During the test week with the D5 AWD, I spent over 16 hours at the wheel, covered 412 on- and off-road miles and, at an average speed of 31mph, real-world fuel economy of 41.8mpg was achieved.
There are no front-wheel-drive petrol XC90’s and Volvo’s ‘T’-range of petrol engines comprises the turbocharged T4, turbocharged and supercharged T5 and T8 all-wheel-drives, in two states of tune. Again, all are fitted with the eight-cog Aisin automatic gearbox.
Their output, performance and efficiency appears promising and ranges from 254 to 320bhp, 300-350Nm of torque and 0-62mph times of 8.2 to 5.6 seconds for the twin-engined T8 hybrid.
On the Road
Being the nature of the beast, the XC90 is more luxury SUV than rugged mud-plugger. Its road-biased set-up translates to a comfortable ride with plenty of grip. For a smoother ride and if your vanity will permit, avoid the 21-inch wheels as they compromise the ride quality.
If you’re like me and enjoy meandering through the twisty bits with a measured dollop of enthusiasm, be prepared for a fair amount of body roll in the XC90. The steering errs heavily on the side of lightness rather than any degree of sportiness and has a sense of clinical detachment from the road, which I found quite unnerving and never quite got used to during the week.
Volvo says the XC90 is its safest car yet, a claim verified by the five stars the car received during its 2015 Euro NCAP testing. It also received a 97 per cent score for occupant protection, plus a 100 per cent score for safety tech.
Unlike many of its seven-seat rivals, the XC90 has window airbags that protect those in all three rows of seats, not just the first two.
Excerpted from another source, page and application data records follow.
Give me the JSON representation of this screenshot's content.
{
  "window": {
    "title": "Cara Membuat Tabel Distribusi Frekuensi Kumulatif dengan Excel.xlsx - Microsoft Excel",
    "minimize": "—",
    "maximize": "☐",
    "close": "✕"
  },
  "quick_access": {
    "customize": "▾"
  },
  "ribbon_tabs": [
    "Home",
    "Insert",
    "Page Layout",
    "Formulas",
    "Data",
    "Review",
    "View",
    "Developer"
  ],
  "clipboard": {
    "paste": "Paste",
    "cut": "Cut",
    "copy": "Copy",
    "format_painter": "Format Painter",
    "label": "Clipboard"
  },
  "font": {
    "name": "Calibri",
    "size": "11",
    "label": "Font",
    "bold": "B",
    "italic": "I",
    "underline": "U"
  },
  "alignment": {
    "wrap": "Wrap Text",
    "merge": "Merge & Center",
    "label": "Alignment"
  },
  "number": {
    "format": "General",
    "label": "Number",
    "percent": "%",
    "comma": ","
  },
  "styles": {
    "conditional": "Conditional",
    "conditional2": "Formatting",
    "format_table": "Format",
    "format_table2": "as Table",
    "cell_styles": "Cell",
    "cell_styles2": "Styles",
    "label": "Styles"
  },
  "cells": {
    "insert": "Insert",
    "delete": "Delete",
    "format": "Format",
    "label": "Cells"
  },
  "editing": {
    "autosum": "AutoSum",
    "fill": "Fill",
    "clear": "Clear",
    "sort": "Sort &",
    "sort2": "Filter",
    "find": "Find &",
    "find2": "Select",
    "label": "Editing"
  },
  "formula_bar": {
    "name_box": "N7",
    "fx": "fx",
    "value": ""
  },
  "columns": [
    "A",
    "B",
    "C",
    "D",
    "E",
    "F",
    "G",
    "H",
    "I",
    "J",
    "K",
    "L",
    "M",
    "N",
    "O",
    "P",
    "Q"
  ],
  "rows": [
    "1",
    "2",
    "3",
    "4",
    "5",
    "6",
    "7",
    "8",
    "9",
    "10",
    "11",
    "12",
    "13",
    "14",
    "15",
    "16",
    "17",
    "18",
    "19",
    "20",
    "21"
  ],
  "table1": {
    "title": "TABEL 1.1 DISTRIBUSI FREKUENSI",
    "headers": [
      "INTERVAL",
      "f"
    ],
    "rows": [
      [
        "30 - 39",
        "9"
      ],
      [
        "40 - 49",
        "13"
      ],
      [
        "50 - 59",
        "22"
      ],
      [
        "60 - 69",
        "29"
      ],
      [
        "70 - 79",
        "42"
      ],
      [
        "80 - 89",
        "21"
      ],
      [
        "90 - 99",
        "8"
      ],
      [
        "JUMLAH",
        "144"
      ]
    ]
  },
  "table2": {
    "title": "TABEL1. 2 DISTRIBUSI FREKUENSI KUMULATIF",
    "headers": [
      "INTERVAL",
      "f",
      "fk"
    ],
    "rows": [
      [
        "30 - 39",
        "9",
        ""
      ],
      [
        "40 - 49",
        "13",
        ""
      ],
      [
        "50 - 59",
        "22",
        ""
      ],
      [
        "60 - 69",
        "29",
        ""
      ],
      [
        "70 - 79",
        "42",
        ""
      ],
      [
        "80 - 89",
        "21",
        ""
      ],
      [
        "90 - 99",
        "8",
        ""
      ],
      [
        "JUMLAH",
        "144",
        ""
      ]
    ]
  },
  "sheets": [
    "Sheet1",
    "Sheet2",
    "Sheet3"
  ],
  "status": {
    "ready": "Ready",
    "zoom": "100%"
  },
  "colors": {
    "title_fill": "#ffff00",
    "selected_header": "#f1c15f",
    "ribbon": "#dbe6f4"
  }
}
Plus, it comes with the latest version of Volvo’s City Safety system, which can automatically apply the brakes if the car in front comes to a sudden stop, or if a pedestrian steps out in front of the car.
Active anti-whiplash head restraints and a lane departure warning system are also standard on every model, while the options list includes blind spot monitoring and a system that prevents you pulling out into the path of another car at junctions.
The Volvo XC90 feels incredibly Swedish, in the best possible sense. Classy, restrained and wearing an air of uniqueness like a halo, the Volvo XC90 is a revolution in the world of three-row luxury SUVs. It dismissively yet eloquently answers any misgivings felt about Volvo in its post-Ford, Chinese-funded era; it’s expensive, fast, stylish, safe and discrete, with strong attention to detail.
Okay, perhaps not so discrete.